Top of Data for the task

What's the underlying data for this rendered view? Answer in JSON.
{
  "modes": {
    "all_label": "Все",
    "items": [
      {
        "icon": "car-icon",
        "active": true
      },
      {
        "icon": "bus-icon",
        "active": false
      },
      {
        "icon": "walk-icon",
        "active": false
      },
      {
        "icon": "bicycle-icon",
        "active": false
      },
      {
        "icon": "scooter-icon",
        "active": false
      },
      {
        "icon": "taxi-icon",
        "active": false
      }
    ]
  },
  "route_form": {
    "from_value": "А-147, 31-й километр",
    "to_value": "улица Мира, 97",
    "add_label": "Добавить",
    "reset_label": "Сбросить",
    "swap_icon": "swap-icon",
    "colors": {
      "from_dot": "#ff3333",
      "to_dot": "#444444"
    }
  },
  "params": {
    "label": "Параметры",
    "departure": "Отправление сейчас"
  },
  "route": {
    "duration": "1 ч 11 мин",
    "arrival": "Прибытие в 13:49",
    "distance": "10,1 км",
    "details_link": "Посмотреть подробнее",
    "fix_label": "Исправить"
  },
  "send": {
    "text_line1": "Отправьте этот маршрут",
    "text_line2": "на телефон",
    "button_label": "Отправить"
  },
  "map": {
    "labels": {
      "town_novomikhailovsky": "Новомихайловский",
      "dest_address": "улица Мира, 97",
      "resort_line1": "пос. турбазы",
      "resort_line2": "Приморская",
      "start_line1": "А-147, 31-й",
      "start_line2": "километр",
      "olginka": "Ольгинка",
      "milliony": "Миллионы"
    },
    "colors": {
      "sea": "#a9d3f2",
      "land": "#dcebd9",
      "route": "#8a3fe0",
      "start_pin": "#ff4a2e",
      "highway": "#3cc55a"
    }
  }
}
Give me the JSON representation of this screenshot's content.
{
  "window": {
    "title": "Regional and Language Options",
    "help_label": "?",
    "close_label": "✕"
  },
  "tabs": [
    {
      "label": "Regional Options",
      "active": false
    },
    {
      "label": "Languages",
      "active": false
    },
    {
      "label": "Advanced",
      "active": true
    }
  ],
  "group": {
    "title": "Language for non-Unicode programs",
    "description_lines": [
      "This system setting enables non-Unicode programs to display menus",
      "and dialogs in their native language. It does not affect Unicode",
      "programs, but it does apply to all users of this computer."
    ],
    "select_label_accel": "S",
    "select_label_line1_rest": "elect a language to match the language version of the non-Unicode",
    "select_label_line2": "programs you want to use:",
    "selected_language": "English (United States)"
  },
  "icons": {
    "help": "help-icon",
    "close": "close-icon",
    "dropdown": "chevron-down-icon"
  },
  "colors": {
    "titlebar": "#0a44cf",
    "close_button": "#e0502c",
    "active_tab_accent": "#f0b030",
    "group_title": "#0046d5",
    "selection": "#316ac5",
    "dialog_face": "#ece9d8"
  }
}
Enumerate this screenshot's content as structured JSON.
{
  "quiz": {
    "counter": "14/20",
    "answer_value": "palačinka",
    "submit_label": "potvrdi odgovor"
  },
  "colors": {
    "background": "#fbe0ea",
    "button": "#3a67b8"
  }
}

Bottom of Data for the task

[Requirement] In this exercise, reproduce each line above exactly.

[Answer to this task]
What's the underlying data for this rendered view? Answer in JSON.
{
  "modes": {
    "all_label": "Все",
    "items": [
      {
        "icon": "car-icon",
        "active": true
      },
      {
        "icon": "bus-icon",
        "active": false
      },
      {
        "icon": "walk-icon",
        "active": false
      },
      {
        "icon": "bicycle-icon",
        "active": false
      },
      {
        "icon": "scooter-icon",
        "active": false
      },
      {
        "icon": "taxi-icon",
        "active": false
      }
    ]
  },
  "route_form": {
    "from_value": "А-147, 31-й километр",
    "to_value": "улица Мира, 97",
    "add_label": "Добавить",
    "reset_label": "Сбросить",
    "swap_icon": "swap-icon",
    "colors": {
      "from_dot": "#ff3333",
      "to_dot": "#444444"
    }
  },
  "params": {
    "label": "Параметры",
    "departure": "Отправление сейчас"
  },
  "route": {
    "duration": "1 ч 11 мин",
    "arrival": "Прибытие в 13:49",
    "distance": "10,1 км",
    "details_link": "Посмотреть подробнее",
    "fix_label": "Исправить"
  },
  "send": {
    "text_line1": "Отправьте этот маршрут",
    "text_line2": "на телефон",
    "button_label": "Отправить"
  },
  "map": {
    "labels": {
      "town_novomikhailovsky": "Новомихайловский",
      "dest_address": "улица Мира, 97",
      "resort_line1": "пос. турбазы",
      "resort_line2": "Приморская",
      "start_line1": "А-147, 31-й",
      "start_line2": "километр",
      "olginka": "Ольгинка",
      "milliony": "Миллионы"
    },
    "colors": {
      "sea": "#a9d3f2",
      "land": "#dcebd9",
      "route": "#8a3fe0",
      "start_pin": "#ff4a2e",
      "highway": "#3cc55a"
    }
  }
}
Give me the JSON representation of this screenshot's content.
{
  "window": {
    "title": "Regional and Language Options",
    "help_label": "?",
    "close_label": "✕"
  },
  "tabs": [
    {
      "label": "Regional Options",
      "active": false
    },
    {
      "label": "Languages",
      "active": false
    },
    {
      "label": "Advanced",
      "active": true
    }
  ],
  "group": {
    "title": "Language for non-Unicode programs",
    "description_lines": [
      "This system setting enables non-Unicode programs to display menus",
      "and dialogs in their native language. It does not affect Unicode",
      "programs, but it does apply to all users of this computer."
    ],
    "select_label_accel": "S",
    "select_label_line1_rest": "elect a language to match the language version of the non-Unicode",
    "select_label_line2": "programs you want to use:",
    "selected_language": "English (United States)"
  },
  "icons": {
    "help": "help-icon",
    "close": "close-icon",
    "dropdown": "chevron-down-icon"
  },
  "colors": {
    "titlebar": "#0a44cf",
    "close_button": "#e0502c",
    "active_tab_accent": "#f0b030",
    "group_title": "#0046d5",
    "selection": "#316ac5",
    "dialog_face": "#ece9d8"
  }
}
Enumerate this screenshot's content as structured JSON.
{
  "quiz": {
    "counter": "14/20",
    "answer_value": "palačinka",
    "submit_label": "potvrdi odgovor"
  },
  "colors": {
    "background": "#fbe0ea",
    "button": "#3a67b8"
  }
}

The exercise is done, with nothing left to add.